=== SOURCE MATERIAL ===
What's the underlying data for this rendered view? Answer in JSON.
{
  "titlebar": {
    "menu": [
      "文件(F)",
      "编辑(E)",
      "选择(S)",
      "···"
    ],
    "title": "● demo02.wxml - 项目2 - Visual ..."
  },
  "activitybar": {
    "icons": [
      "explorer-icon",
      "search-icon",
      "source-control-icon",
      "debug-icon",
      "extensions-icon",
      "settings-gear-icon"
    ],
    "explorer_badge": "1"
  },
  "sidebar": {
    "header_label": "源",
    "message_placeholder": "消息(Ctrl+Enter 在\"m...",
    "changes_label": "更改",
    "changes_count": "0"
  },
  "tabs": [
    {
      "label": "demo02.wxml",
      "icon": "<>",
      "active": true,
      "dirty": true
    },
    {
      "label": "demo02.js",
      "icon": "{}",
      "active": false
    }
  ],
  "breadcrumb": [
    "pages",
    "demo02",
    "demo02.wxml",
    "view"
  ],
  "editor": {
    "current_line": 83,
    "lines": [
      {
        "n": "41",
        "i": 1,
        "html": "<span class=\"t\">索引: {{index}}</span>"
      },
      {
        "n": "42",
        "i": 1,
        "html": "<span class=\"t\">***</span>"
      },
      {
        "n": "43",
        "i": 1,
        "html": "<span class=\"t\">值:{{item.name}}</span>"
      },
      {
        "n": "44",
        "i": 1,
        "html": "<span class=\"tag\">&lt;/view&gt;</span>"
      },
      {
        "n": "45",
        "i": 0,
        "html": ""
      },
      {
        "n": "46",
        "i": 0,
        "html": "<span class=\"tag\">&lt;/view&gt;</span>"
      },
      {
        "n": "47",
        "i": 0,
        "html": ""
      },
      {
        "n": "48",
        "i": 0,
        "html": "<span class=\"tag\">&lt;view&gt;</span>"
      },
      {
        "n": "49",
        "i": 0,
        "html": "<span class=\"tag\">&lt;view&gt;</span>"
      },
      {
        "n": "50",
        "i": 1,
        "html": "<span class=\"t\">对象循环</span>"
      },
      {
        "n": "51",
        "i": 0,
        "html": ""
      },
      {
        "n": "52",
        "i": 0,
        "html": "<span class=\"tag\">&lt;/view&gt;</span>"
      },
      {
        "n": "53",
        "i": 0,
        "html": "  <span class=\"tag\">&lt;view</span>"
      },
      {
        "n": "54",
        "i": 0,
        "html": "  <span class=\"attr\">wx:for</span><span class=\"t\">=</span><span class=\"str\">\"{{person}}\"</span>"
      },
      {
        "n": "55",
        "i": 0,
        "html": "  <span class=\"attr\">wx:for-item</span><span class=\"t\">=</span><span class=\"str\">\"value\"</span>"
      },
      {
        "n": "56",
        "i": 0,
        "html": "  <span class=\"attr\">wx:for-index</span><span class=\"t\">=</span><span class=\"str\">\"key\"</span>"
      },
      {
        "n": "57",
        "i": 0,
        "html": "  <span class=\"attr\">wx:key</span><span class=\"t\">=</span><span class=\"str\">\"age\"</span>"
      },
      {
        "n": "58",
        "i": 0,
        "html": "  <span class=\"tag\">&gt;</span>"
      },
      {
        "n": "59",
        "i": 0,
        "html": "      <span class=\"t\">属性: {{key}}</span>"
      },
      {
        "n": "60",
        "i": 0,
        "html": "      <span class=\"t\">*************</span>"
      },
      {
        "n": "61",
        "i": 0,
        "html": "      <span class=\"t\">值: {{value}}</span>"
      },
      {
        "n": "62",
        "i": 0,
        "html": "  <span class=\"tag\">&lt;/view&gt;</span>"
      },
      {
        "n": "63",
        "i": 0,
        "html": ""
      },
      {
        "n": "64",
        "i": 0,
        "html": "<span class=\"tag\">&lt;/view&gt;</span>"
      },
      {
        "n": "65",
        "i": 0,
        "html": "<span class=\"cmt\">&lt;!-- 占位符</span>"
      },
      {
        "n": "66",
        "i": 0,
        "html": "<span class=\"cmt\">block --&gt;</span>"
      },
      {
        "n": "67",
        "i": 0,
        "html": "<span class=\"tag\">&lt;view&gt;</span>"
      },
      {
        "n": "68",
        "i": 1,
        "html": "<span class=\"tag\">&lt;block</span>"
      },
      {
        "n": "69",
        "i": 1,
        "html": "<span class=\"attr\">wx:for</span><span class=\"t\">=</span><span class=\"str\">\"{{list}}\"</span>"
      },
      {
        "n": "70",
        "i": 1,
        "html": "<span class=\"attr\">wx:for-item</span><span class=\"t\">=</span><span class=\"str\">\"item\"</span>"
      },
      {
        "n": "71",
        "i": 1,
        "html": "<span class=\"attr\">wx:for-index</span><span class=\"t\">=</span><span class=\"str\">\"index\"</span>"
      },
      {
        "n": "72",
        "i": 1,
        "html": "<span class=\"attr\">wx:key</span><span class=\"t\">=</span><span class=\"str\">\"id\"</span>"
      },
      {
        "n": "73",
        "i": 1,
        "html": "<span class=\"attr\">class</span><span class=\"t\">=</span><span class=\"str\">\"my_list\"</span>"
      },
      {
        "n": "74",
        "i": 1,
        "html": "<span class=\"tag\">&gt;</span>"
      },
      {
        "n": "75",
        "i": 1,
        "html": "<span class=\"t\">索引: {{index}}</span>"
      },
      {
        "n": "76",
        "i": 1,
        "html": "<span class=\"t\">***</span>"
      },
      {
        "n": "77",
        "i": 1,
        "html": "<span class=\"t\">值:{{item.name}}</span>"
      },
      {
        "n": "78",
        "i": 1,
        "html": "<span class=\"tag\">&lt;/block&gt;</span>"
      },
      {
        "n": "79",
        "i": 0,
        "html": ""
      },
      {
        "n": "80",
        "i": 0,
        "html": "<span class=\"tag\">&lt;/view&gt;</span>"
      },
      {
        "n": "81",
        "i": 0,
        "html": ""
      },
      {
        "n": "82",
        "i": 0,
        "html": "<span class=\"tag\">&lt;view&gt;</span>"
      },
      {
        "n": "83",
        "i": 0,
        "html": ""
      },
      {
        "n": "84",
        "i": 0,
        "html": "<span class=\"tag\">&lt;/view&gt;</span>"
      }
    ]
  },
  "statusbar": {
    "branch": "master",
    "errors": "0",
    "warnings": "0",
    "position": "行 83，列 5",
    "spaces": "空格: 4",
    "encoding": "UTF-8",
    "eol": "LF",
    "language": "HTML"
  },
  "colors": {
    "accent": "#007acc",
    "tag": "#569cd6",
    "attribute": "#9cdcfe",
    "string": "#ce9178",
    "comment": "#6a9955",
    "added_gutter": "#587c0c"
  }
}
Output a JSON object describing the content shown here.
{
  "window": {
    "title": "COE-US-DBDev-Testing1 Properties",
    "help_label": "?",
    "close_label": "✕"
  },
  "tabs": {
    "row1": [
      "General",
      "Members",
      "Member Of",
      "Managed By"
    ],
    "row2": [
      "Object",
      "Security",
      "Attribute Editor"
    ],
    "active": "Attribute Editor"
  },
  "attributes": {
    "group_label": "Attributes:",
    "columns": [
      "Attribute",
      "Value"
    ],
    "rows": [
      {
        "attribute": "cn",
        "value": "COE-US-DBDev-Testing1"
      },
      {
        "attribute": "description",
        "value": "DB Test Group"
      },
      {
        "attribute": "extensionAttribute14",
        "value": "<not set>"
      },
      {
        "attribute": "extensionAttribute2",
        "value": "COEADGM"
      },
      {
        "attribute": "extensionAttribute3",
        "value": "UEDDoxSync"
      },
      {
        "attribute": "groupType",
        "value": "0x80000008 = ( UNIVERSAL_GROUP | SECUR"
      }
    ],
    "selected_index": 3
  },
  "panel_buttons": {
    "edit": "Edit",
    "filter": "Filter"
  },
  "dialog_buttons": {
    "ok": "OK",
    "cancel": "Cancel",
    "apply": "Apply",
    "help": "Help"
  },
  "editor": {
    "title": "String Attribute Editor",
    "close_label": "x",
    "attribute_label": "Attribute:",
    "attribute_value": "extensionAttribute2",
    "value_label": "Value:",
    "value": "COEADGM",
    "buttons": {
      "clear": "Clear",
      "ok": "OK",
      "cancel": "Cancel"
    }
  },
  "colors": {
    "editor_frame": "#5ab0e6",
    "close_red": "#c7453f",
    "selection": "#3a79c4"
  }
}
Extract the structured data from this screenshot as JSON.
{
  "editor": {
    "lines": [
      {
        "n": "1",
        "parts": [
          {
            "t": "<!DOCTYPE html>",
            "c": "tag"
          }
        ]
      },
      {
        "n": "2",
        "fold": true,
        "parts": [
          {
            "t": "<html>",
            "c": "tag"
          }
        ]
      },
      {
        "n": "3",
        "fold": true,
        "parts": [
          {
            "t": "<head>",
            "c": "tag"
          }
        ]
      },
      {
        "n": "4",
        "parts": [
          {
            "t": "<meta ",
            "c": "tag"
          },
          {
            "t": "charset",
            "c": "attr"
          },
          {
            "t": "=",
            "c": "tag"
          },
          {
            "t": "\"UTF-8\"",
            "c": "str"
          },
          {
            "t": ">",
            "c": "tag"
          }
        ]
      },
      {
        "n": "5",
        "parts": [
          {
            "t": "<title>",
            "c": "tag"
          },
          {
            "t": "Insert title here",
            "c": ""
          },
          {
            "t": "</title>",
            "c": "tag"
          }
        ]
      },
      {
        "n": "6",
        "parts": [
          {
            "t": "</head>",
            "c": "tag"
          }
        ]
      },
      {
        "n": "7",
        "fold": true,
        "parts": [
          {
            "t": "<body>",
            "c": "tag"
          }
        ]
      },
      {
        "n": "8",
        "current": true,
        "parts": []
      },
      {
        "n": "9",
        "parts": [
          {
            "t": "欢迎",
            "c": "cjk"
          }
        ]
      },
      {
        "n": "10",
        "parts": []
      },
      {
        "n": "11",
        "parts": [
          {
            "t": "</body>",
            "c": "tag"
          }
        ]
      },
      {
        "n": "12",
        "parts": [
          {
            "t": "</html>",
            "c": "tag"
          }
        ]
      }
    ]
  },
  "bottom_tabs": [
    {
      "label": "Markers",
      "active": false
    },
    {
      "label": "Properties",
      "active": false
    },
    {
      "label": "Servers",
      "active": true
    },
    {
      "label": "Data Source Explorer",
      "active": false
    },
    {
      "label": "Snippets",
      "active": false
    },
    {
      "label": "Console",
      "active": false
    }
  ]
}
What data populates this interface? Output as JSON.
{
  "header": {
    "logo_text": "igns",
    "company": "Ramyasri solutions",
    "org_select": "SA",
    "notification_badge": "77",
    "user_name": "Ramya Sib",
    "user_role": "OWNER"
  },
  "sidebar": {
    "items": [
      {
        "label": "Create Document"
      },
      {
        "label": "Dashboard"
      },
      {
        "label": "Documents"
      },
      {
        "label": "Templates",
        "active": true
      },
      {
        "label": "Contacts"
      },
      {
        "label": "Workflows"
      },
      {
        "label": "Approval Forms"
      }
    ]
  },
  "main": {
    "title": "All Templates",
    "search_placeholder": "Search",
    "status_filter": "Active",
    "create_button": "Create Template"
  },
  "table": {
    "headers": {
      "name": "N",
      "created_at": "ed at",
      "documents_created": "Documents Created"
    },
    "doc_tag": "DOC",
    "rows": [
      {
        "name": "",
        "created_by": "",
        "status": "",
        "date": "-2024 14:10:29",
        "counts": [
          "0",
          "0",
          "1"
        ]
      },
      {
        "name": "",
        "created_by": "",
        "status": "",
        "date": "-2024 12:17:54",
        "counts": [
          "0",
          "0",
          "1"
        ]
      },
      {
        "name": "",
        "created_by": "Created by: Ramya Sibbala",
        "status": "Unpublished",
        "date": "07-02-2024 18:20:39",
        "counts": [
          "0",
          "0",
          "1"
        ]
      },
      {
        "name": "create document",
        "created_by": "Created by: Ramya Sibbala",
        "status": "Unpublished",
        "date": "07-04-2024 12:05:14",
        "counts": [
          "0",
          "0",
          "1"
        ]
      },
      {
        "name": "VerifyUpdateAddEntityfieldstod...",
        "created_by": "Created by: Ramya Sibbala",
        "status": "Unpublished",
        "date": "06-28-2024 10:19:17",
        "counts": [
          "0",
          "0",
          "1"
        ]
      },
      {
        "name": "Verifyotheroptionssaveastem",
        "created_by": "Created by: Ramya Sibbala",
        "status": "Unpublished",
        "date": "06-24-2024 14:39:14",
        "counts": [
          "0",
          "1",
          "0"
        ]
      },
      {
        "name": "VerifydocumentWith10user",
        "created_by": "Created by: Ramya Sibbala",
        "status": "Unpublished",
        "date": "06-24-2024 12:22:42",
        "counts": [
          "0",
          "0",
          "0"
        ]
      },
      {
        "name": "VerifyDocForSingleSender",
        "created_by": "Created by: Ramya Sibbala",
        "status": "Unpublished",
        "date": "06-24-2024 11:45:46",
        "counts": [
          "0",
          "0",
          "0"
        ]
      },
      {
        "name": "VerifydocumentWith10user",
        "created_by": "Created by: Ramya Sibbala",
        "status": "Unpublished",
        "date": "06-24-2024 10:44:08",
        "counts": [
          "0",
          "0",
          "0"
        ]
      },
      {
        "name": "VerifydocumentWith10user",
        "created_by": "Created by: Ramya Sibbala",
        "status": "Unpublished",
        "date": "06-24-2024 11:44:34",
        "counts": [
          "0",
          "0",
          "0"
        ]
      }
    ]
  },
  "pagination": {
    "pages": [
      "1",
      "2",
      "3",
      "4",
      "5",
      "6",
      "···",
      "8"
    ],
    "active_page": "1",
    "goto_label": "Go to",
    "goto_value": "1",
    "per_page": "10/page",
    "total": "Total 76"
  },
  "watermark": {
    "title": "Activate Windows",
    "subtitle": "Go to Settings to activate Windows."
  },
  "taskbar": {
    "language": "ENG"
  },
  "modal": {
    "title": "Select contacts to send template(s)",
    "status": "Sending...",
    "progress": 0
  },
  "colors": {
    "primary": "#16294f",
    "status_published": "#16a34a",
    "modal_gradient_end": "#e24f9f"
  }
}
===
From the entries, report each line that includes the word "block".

        "html": "<span class=\"cmt\">block --&gt;</span>"
        "html": "<span class=\"tag\">&lt;block</span>"
        "html": "<span class=\"tag\">&lt;/block&gt;</span>"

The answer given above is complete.